A $4.7 million offer for a stretch of riverfront land in Murray Bridge “greatly undervalues” its importance to the community, a group of petitioners say.

Hundreds of people want the Murray Bridge council to keep the land on Wildens Way in public hands, according to a petition delivered to the council on Sunday.

A local person calling themselves “Murray Champion” gathered 230 signatures in response to a rival petition in April, from a group of shack lessees who wanted to buy the land.

Councillors agreed to meet with the shack owners to discuss the idea, despite having previously ruled that the land could not be sold without community approval.

The authors of the latest petition asked the council to “reaffirm its commitment” to a long-term plan to demolish the shacks on Wildens Way and turn the land into an extension of Long Island Reserve.

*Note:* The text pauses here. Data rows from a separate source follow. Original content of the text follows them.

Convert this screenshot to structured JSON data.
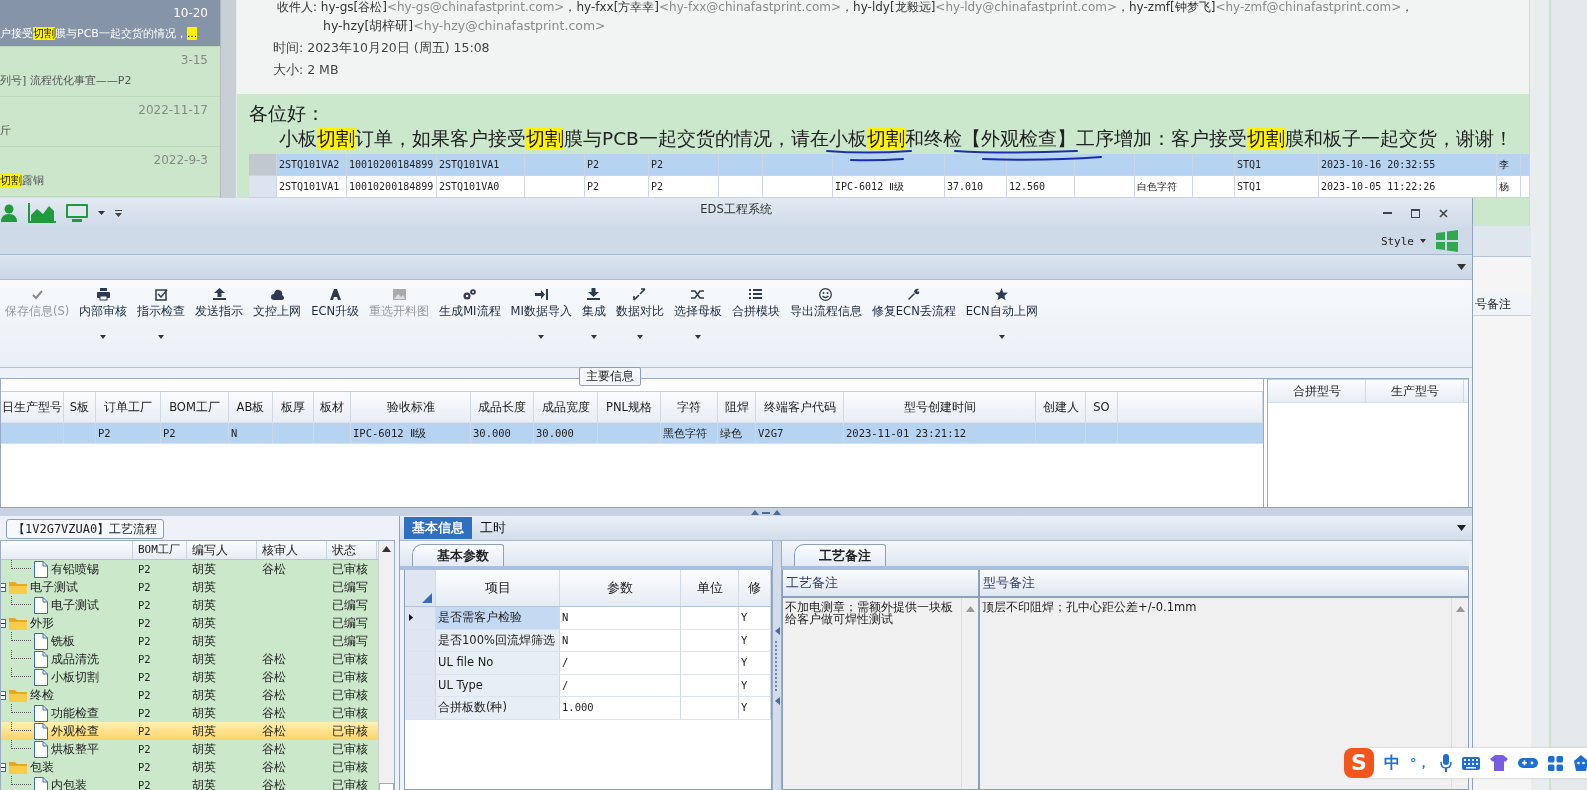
{
  "mail_list": {
    "items": [
      {
        "date": "10-20",
        "selected": true,
        "preview": [
          {
            "text": "户接受",
            "highlight": false
          },
          {
            "text": "切割",
            "highlight": true
          },
          {
            "text": "膜与PCB一起交货的情况，",
            "highlight": false
          },
          {
            "text": "...",
            "highlight": true
          }
        ]
      },
      {
        "date": "3-15",
        "selected": false,
        "preview": [
          {
            "text": "列号] 流程优化事宜——P2",
            "highlight": false
          }
        ]
      },
      {
        "date": "2022-11-17",
        "selected": false,
        "preview": [
          {
            "text": "斤",
            "highlight": false
          }
        ]
      },
      {
        "date": "2022-9-3",
        "selected": false,
        "preview": [
          {
            "text": "切割",
            "highlight": true
          },
          {
            "text": "露铜",
            "highlight": false
          }
        ]
      }
    ]
  },
  "mail_header": {
    "lines": [
      [
        {
          "text": "收件人: hy-gs[谷松]",
          "muted": false
        },
        {
          "text": "<hy-gs@chinafastprint.com>",
          "muted": true
        },
        {
          "text": "，hy-fxx[方幸幸]",
          "muted": false
        },
        {
          "text": "<hy-fxx@chinafastprint.com>",
          "muted": true
        },
        {
          "text": "，hy-ldy[龙毅远]",
          "muted": false
        },
        {
          "text": "<hy-ldy@chinafastprint.com>",
          "muted": true
        },
        {
          "text": "，hy-zmf[钟梦飞]",
          "muted": false
        },
        {
          "text": "<hy-zmf@chinafastprint.com>",
          "muted": true
        },
        {
          "text": "，",
          "muted": false
        }
      ],
      [
        {
          "text": "hy-hzy[胡梓研]",
          "muted": false
        },
        {
          "text": "<hy-hzy@chinafastprint.com>",
          "muted": true
        }
      ]
    ],
    "time": "时间: 2023年10月20日 (周五) 15:08",
    "size": "大小: 2 MB"
  },
  "mail_body": {
    "greeting": "各位好：",
    "paragraph": [
      {
        "text": "小板",
        "highlight": false
      },
      {
        "text": "切割",
        "highlight": true
      },
      {
        "text": "订单，如果客户接受",
        "highlight": false
      },
      {
        "text": "切割",
        "highlight": true
      },
      {
        "text": "膜与PCB一起交货的情况，请在小板",
        "highlight": false
      },
      {
        "text": "切割",
        "highlight": true
      },
      {
        "text": "和终检【外观检查】工序增加：客户接受",
        "highlight": false
      },
      {
        "text": "切割",
        "highlight": true
      },
      {
        "text": "膜和板子一起交货，谢谢！",
        "highlight": false
      }
    ],
    "table": {
      "rows": [
        {
          "selected": true,
          "cells": [
            "2STQ101VA2",
            "10010200184899",
            "2STQ101VA1",
            null,
            "P2",
            "P2",
            null,
            null,
            null,
            null,
            null,
            null,
            null,
            null,
            "STQ1",
            "2023-10-16 20:32:55",
            "李"
          ]
        },
        {
          "selected": false,
          "cells": [
            "2STQ101VA1",
            "10010200184899",
            "2STQ101VA0",
            null,
            "P2",
            "P2",
            null,
            null,
            "IPC-6012 Ⅱ级",
            "37.010",
            "12.560",
            null,
            "白色字符",
            null,
            "STQ1",
            "2023-10-05 11:22:26",
            "杨"
          ]
        }
      ]
    }
  },
  "background_window": {
    "column": "号备注"
  },
  "eds_window": {
    "title": "EDS工程系统",
    "style_menu": "Style",
    "ribbon": [
      {
        "label": "保存信息(S)",
        "disabled": true,
        "dropdown": false
      },
      {
        "label": "内部审核",
        "disabled": false,
        "dropdown": true
      },
      {
        "label": "指示检查",
        "disabled": false,
        "dropdown": true
      },
      {
        "label": "发送指示",
        "disabled": false,
        "dropdown": false
      },
      {
        "label": "文控上网",
        "disabled": false,
        "dropdown": false
      },
      {
        "label": "ECN升级",
        "disabled": false,
        "dropdown": false
      },
      {
        "label": "重选开料图",
        "disabled": true,
        "dropdown": false
      },
      {
        "label": "生成MI流程",
        "disabled": false,
        "dropdown": false
      },
      {
        "label": "MI数据导入",
        "disabled": false,
        "dropdown": true
      },
      {
        "label": "集成",
        "disabled": false,
        "dropdown": true
      },
      {
        "label": "数据对比",
        "disabled": false,
        "dropdown": true
      },
      {
        "label": "选择母板",
        "disabled": false,
        "dropdown": true
      },
      {
        "label": "合拼模块",
        "disabled": false,
        "dropdown": false
      },
      {
        "label": "导出流程信息",
        "disabled": false,
        "dropdown": false
      },
      {
        "label": "修复ECN丢流程",
        "disabled": false,
        "dropdown": false
      },
      {
        "label": "ECN自动上网",
        "disabled": false,
        "dropdown": true
      }
    ],
    "main_info": {
      "caption": "主要信息",
      "columns": [
        "日生产型号",
        "S板",
        "订单工厂",
        "BOM工厂",
        "AB板",
        "板厚",
        "板材",
        "验收标准",
        "成品长度",
        "成品宽度",
        "PNL规格",
        "字符",
        "阻焊",
        "终端客户代码",
        "型号创建时间",
        "创建人",
        "SO"
      ],
      "rows": [
        {
          "selected": true,
          "cells": [
            null,
            null,
            "P2",
            "P2",
            "N",
            null,
            null,
            "IPC-6012 Ⅱ级",
            "30.000",
            "30.000",
            null,
            "黑色字符",
            "绿色",
            "V2G7",
            "2023-11-01 23:21:12",
            null,
            null
          ]
        }
      ],
      "side_columns": [
        "合拼型号",
        "生产型号"
      ]
    },
    "process": {
      "caption": "【1V2G7VZUA0】工艺流程",
      "columns": [
        "BOM工厂",
        "编写人",
        "核审人",
        "状态"
      ],
      "tree": [
        {
          "kind": "file",
          "name": "有铅喷锡",
          "bom": "P2",
          "writer": "胡英",
          "reviewer": "谷松",
          "status": "已审核",
          "selected": false
        },
        {
          "kind": "folder",
          "name": "电子测试",
          "bom": "P2",
          "writer": "胡英",
          "status": "已编写",
          "selected": false,
          "expanded": true,
          "children": [
            {
              "kind": "file",
              "name": "电子测试",
              "bom": "P2",
              "writer": "胡英",
              "status": "已编写",
              "selected": false
            }
          ]
        },
        {
          "kind": "folder",
          "name": "外形",
          "bom": "P2",
          "writer": "胡英",
          "status": "已编写",
          "selected": false,
          "expanded": true,
          "children": [
            {
              "kind": "file",
              "name": "铣板",
              "bom": "P2",
              "writer": "胡英",
              "status": "已编写",
              "selected": false
            },
            {
              "kind": "file",
              "name": "成品清洗",
              "bom": "P2",
              "writer": "胡英",
              "reviewer": "谷松",
              "status": "已审核",
              "selected": false
            },
            {
              "kind": "file",
              "name": "小板切割",
              "bom": "P2",
              "writer": "胡英",
              "reviewer": "谷松",
              "status": "已审核",
              "selected": false
            }
          ]
        },
        {
          "kind": "folder",
          "name": "终检",
          "bom": "P2",
          "writer": "胡英",
          "reviewer": "谷松",
          "status": "已审核",
          "selected": false,
          "expanded": true,
          "children": [
            {
              "kind": "file",
              "name": "功能检查",
              "bom": "P2",
              "writer": "胡英",
              "reviewer": "谷松",
              "status": "已审核",
              "selected": false
            },
            {
              "kind": "file",
              "name": "外观检查",
              "bom": "P2",
              "writer": "胡英",
              "reviewer": "谷松",
              "status": "已审核",
              "selected": true
            },
            {
              "kind": "file",
              "name": "烘板整平",
              "bom": "P2",
              "writer": "胡英",
              "reviewer": "谷松",
              "status": "已审核",
              "selected": false
            }
          ]
        },
        {
          "kind": "folder",
          "name": "包装",
          "bom": "P2",
          "writer": "胡英",
          "reviewer": "谷松",
          "status": "已审核",
          "selected": false,
          "expanded": true,
          "children": [
            {
              "kind": "file",
              "name": "内包装",
              "bom": "P2",
              "writer": "胡英",
              "reviewer": "谷松",
              "status": "已审核",
              "selected": false
            }
          ]
        }
      ]
    },
    "detail_tabs": [
      {
        "label": "基本信息",
        "selected": true
      },
      {
        "label": "工时",
        "selected": false
      }
    ],
    "params": {
      "tab": "基本参数",
      "columns": [
        "项目",
        "参数",
        "单位",
        "修"
      ],
      "rows": [
        {
          "item": "是否需客户检验",
          "value": "N",
          "flag": "Y",
          "current": true
        },
        {
          "item": "是否100%回流焊筛选",
          "value": "N",
          "flag": "Y",
          "current": false
        },
        {
          "item": "UL file No",
          "value": "/",
          "flag": "Y",
          "current": false
        },
        {
          "item": "UL Type",
          "value": "/",
          "flag": "Y",
          "current": false
        },
        {
          "item": "合拼板数(种)",
          "value": "1.000",
          "flag": "Y",
          "current": false
        }
      ]
    },
    "notes": {
      "tab": "工艺备注",
      "columns": [
        "工艺备注",
        "型号备注"
      ],
      "process_note": "不加电测章；需额外提供一块板给客户做可焊性测试",
      "model_note": "顶层不印阻焊；孔中心距公差+/-0.1mm"
    }
  },
  "ime_bar": {
    "logo": "S",
    "mode": "中",
    "punctuation": "°，"
  }
}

That work did not have to wait until the last leases expired in 2061, either, they said.

Blocks which were currently vacant could be made more accessible to the public right away.

They were not anti-development, either – it would be appropriate for some of the land to be used for cafes, tourism or even accommodation if it were set back from the riverfront.

But they said the shack lessees’ $4.7 million offer was not enough, considering Murray Bridge’s existing riverfront reserves were already overcrowded and its population was growing.

“(The proposed price) equates to each of the 22,495 residents of Murray Bridge each being paid $209 to never ever be able to walk the length of the riverfront through town, or access the river at Wildens Way, ever again,” the petitioners said.

Murray Bridge Mayor Brenton Lewis thanked the petitioners for their thoughts.

“It is a matter for the community to have their say,” he said in an emailed reply.

“It should go out to allow strong, honest debate.”